Opening Segment:  A quick chat about Nicholas Cage’s contribution to cinema, in which we disclose our favourite performances and films of his! [4:00 – 14:10]

*Preconception Corner*

Reviews of: 

  • “Stolen”
  • “The Croods”
  • “Identity Thief”
  • “Small Apartments”
  • “Compliance”

[19:35 – 1:00:05]

Closing Segment: Our take on Bryan Singer’s “Jack the Giant Slayer” and discussing directors who have not lived up to the success of their first feature! [1:00:10 – 1:12:45]

*Shag, Marry or Kill?*

*The Watson Factor*
*The Poupaud Range*

Outro Music: Kate Bush, “Running Up That Hill (A Deal With God)”

Episode 41: Beyond the Surface [Burt Wonderstone; The Paperboy; Welcome to the Punch]


EPISODE 41: Beyond the Surface
[1:20:23]
You can Listen online or
Download MP3
(Right click… save as)

It’s Episode 41 of In the Mood for Podcast, a British-based film podcast hosted by Calum Reed of Ultimate Addict and Pete Sheppard of In the Mood for Blog.

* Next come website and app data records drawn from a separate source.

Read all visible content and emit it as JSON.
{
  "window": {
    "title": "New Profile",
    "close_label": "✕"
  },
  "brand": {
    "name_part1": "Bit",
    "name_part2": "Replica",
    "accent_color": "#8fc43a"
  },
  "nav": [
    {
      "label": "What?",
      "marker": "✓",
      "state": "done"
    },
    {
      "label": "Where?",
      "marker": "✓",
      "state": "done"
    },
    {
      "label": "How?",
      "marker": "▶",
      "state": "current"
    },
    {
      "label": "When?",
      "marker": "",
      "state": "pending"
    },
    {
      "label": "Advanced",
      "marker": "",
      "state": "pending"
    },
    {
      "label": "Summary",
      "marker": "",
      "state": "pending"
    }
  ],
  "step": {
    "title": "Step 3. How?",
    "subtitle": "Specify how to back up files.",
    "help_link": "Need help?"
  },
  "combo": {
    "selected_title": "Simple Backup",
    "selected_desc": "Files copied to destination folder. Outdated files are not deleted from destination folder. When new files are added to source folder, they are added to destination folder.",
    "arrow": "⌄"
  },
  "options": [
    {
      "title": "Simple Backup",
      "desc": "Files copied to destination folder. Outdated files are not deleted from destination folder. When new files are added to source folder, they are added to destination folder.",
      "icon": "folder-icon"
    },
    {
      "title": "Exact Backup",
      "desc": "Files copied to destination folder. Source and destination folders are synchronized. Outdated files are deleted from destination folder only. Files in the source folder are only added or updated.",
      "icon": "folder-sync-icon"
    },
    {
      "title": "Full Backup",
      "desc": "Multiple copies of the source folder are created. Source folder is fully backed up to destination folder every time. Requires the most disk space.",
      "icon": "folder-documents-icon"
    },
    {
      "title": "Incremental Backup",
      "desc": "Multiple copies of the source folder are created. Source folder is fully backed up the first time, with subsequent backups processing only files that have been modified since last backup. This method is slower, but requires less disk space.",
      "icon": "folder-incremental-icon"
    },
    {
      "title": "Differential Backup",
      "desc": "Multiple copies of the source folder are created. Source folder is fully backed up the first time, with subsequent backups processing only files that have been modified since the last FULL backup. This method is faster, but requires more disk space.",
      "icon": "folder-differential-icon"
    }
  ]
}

The highlight of a quiet week at the cinema is Lee Daniels’ “The Paperboy,” but will he finally impress us “Precious” skeptics with his Florida-set thriller? We discuss the controversy of that jellyfish scene, as well as other films that kicked up a fuss, for one reason or another.  The rest of the releases include showbiz comedy “The Incredible Burt Wonderstone” and British thriller “Welcome to the Punch.” We’re looking ahead to the next few episodes by dishing our thoughts on trailers for films out in the next month or so, including Seth Gordon’s “Identity Thief,” which one of us has already vetoed. Cal promotes a re-release of Joseph Losey’s “The Servant,” while his unflattering review of “Beyond the Hills” is hijacked by Pete’s desire to turn it into a Catholic-style remake of “Wreck-It Ralph.” Just another week, then…

Opening Segment:  A trailer round-up, featuring upcoming releases “Trance,” “Spring Breakers,” “The Host,” “Identity Thief,” “Jack the Giant Slayer,” “Dark Skies,” and “Look of Love” [4:55 – 19:55]

*Preconception Corner*

Reviews of: 

  • “The Incredible Burt Wonderstone”
  • “Welcome to the Punch”
  • “Beyond the Hills”
  • “The Servant” (50th anniversary re-release)

[24:30 – 53:45]

Closing Segment: Our take on Lee Daniels’ controversial “The Paperboy,” and discussing past controversies in cinema [53:50 – 1:10:35]

*Shag, Marry or Kill?*

*The Watson Factor*
*The Poupaud Range*

Outro Music: Heart, “Crazy On You”

%d bloggers like this: